RECORDS FOR THE EXERCISE:
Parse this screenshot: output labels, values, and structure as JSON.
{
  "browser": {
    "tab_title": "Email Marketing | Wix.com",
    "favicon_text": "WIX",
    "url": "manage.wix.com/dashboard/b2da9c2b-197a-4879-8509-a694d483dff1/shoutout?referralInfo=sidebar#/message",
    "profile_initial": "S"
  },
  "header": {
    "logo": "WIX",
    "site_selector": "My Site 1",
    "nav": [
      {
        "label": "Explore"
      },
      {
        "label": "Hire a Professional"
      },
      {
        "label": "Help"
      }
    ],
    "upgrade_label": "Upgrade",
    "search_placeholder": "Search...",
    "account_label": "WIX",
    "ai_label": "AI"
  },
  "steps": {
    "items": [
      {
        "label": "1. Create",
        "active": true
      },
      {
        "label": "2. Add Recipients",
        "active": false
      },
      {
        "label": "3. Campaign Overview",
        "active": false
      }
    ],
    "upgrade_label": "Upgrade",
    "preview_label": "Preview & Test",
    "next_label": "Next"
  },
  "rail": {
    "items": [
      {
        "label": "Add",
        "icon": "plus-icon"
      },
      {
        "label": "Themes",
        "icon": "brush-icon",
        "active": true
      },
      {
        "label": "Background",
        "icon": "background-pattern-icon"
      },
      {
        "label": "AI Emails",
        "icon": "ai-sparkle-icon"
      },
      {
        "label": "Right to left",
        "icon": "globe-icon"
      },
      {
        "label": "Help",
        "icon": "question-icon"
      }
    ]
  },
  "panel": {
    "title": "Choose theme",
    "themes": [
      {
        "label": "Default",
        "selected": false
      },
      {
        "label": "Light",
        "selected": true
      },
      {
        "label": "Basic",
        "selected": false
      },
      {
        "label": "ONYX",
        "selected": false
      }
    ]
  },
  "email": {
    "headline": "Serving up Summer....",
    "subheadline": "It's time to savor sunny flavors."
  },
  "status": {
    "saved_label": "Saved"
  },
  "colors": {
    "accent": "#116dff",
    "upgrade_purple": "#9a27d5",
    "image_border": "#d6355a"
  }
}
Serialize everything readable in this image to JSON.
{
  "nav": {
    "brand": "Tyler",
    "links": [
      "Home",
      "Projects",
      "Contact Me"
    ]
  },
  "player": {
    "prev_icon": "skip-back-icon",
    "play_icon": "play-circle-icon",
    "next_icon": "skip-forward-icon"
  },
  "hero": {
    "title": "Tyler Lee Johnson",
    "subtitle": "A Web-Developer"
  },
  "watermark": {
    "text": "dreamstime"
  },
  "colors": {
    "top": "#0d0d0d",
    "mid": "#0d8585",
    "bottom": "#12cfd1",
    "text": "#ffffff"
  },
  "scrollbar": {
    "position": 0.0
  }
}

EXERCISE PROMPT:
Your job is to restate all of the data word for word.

YOUR RESPONSE:
Parse this screenshot: output labels, values, and structure as JSON.
{
  "browser": {
    "tab_title": "Email Marketing | Wix.com",
    "favicon_text": "WIX",
    "url": "manage.wix.com/dashboard/b2da9c2b-197a-4879-8509-a694d483dff1/shoutout?referralInfo=sidebar#/message",
    "profile_initial": "S"
  },
  "header": {
    "logo": "WIX",
    "site_selector": "My Site 1",
    "nav": [
      {
        "label": "Explore"
      },
      {
        "label": "Hire a Professional"
      },
      {
        "label": "Help"
      }
    ],
    "upgrade_label": "Upgrade",
    "search_placeholder": "Search...",
    "account_label": "WIX",
    "ai_label": "AI"
  },
  "steps": {
    "items": [
      {
        "label": "1. Create",
        "active": true
      },
      {
        "label": "2. Add Recipients",
        "active": false
      },
      {
        "label": "3. Campaign Overview",
        "active": false
      }
    ],
    "upgrade_label": "Upgrade",
    "preview_label": "Preview & Test",
    "next_label": "Next"
  },
  "rail": {
    "items": [
      {
        "label": "Add",
        "icon": "plus-icon"
      },
      {
        "label": "Themes",
        "icon": "brush-icon",
        "active": true
      },
      {
        "label": "Background",
        "icon": "background-pattern-icon"
      },
      {
        "label": "AI Emails",
        "icon": "ai-sparkle-icon"
      },
      {
        "label": "Right to left",
        "icon": "globe-icon"
      },
      {
        "label": "Help",
        "icon": "question-icon"
      }
    ]
  },
  "panel": {
    "title": "Choose theme",
    "themes": [
      {
        "label": "Default",
        "selected": false
      },
      {
        "label": "Light",
        "selected": true
      },
      {
        "label": "Basic",
        "selected": false
      },
      {
        "label": "ONYX",
        "selected": false
      }
    ]
  },
  "email": {
    "headline": "Serving up Summer....",
    "subheadline": "It's time to savor sunny flavors."
  },
  "status": {
    "saved_label": "Saved"
  },
  "colors": {
    "accent": "#116dff",
    "upgrade_purple": "#9a27d5",
    "image_border": "#d6355a"
  }
}
Serialize everything readable in this image to JSON.
{
  "nav": {
    "brand": "Tyler",
    "links": [
      "Home",
      "Projects",
      "Contact Me"
    ]
  },
  "player": {
    "prev_icon": "skip-back-icon",
    "play_icon": "play-circle-icon",
    "next_icon": "skip-forward-icon"
  },
  "hero": {
    "title": "Tyler Lee Johnson",
    "subtitle": "A Web-Developer"
  },
  "watermark": {
    "text": "dreamstime"
  },
  "colors": {
    "top": "#0d0d0d",
    "mid": "#0d8585",
    "bottom": "#12cfd1",
    "text": "#ffffff"
  },
  "scrollbar": {
    "position": 0.0
  }
}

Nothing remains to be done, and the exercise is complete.